Beginning in February, the group will meet twice a month on Sunday mornings and read two English-language books, voted by participants during the course of three months, says Boung Sovanratana, who led the book club’s last session in 2017.
She says, “[The club] is more than just nerds geeking out over books.” In addition to discussion of the text, there will be storytelling games, jokes and a party at the end of the session.
The library hopes to offer book borrowing to the public by mid-2018.
Scholar Library. 35BE2 Street 298, Phnom Penh. Tel. 069 950 556 or 077 988 826.
Inject Some Health into Your Diet
Gone are the days that eating healthy meant forcing down bland uninspiring meals. Phnom Penh is now awash with healthy eating options, mouth-watering vegan delights and dishes packed full of nutritional goodness.
Cleanse at Vibe
As Siem Reap and Phnom Penh’s only 100 percent plant-based vegan cafes, Vibe not only serves up a scrumptious selection of organic dishes, it also offers a range of juice cleanses that help reboot the system.
The freshly cold-pressed juices have each been designed by nutrition experts and are packed full of medicinal and healing properties. Juices include a kale, cucumber, spinach, apple, parsley and lemon mix and cashew, date, Himalayan salt, vanilla bean and Ayurvedic spices.
Juices can be ordered 24 hours in advance online or instore for collection, with one- to seven-day options available.
715 Hup Guan Street, Kandal Village, Siem Reap. Tel. 069 937 900.
26a Street 446, Tuol Tom Poung, Phnom Penh. Tel. 061 764 937.
Lunch at Backyard Café
If life leaves little time for sourcing healthy ingredients from the market and shops, fear not because Backyard Café has got your nutritious needs covered.
Through its lunchbox scheme, a different healthy and freshly-made dish is delivered to your door Monday to Friday. Dishes include vegetable burger with caramalised onion, chilli cashew mayonnaise and salad, smoked tempeh, superfood pesto and fresh avocado sandwich with salad, and miso and pumpkin soup with buckwheat noodles, fried mushroom and spring onion.
Vibe co-founder Emma Fountain says, “You will be able to eat a balanced, nutritious and fresh lunch every day of the week when you’re at work, delivered to your doorstep without having to worry about how the food was made or what’s inside.”
11b Street 246, Phnom Penh. Tel. 078 751 715.
Getting an organic fix is becoming increasingly easy for those who like to cook healthy at home.
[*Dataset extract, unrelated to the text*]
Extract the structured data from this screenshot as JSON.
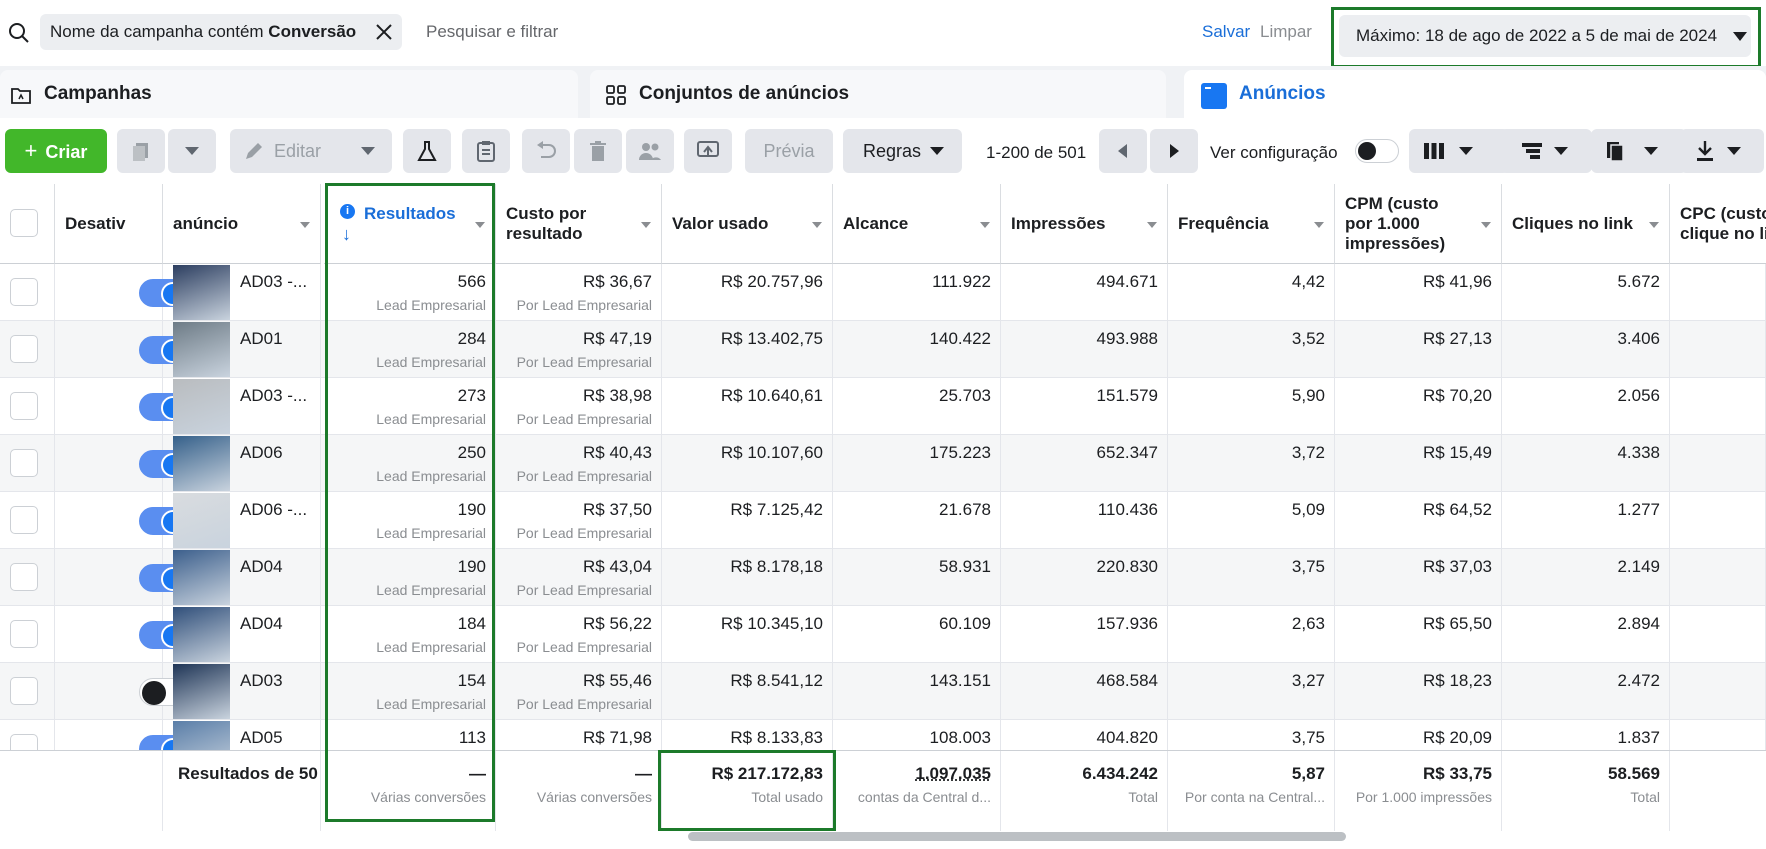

Natural Garden (213bc Street 63, Phnom Penh) is stocked full of organic and chemical-free fruit, vegetables and rice, as well as other locally-produced foods. As one of the country’s leading organic suppliers, new products are constantly being added to their shelves.
Happy Farm (1B Street 337, Toul Kork, Phnom Penh) is another store that champions the organic movement, stocking a wide range of chemical free and organic fruit, vegetables, herbs and meats.
La Vie Claire Cambodia (53eo Street 13, Phnom Penh) sells an extensive range of organic and GMO-free goods. Their stock spans groceries, healthy juices, vegan and gluten-free products, foods from a selection of Cambodia-based farms, food supplements and beauty products. And for those with little time on their hands to go shopping, can order online with shopping delivered to your door.